Because the pH is relatively high in the softeners, a considerable amount of hydrated lime and calcium carbonate remains in the solution. To remove these compounds, the pH must be lowered to about 9.5 by bubbling carbon dioxide gas through the water in the recarbonation zone.


Chlorine gas and water are mixed in a chlorinator to form a nonvolatile solution of hypochlorous acid. This dilute chlorine solution is a germicide that attacks the protoplasm of organic impurities in water.


The next step in the treatment process is filtration. Insoluble calcium carbonate particles and coagulated floc remaining in the water are removed in six rapid-bed filters. Effective filtration produces effluent water with less than 0.3 NTU turbidity. Fluoride ion is added to the filter effluent in this final step before campus distribution.

Sludge Dewatering

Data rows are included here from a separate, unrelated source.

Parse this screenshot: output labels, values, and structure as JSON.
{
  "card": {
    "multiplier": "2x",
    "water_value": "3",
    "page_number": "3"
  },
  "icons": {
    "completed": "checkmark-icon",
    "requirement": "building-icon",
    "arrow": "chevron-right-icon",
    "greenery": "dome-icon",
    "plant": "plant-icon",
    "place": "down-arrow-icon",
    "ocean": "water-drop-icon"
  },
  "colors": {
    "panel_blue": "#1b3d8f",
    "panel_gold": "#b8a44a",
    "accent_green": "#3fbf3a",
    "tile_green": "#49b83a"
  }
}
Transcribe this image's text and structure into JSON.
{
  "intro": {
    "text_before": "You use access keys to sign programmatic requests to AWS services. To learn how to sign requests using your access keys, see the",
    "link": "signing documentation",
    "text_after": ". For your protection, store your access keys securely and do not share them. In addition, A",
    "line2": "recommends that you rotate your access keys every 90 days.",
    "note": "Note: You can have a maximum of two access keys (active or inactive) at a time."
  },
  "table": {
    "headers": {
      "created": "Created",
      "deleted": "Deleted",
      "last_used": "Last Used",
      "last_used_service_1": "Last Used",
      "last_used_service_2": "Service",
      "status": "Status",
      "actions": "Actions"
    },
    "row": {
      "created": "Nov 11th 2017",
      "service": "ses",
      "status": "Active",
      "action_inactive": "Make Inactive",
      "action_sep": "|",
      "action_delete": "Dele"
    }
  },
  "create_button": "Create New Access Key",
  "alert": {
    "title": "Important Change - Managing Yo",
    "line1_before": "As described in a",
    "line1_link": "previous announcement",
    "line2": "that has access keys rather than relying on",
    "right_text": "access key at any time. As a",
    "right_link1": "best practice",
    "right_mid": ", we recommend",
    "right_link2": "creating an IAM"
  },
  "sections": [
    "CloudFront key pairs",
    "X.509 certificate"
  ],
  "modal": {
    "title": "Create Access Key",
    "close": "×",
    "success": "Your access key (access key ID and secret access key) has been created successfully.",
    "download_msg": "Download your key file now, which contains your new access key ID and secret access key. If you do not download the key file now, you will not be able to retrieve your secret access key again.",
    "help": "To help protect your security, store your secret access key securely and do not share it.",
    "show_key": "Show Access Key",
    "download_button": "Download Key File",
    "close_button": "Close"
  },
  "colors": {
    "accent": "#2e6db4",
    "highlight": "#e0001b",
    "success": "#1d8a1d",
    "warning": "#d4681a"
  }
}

The University plant has a sludge dewatering facility, which is used to remove solids from the effluent that is discharged to the Iowa River. As the sludge enters a thickener, a polymer is added to promote the formation of floc particles and solids are drawn off and land applied for agricultural purposes. The supernant is discharged to the river when the total suspended solids are less than 35 mg/L, it is automatically recycled through the process until solids drop below 35 mg/L.

Quality Control

The quality of the water treatment process is maintained by certified operators monitoring results of analytic test performed every four hours and aided by on-line recording monitors. Samples of the plant’s raw and potable water are also sent to the University Hygienic labs for further analysis.

Tap vs Bottle Water Chart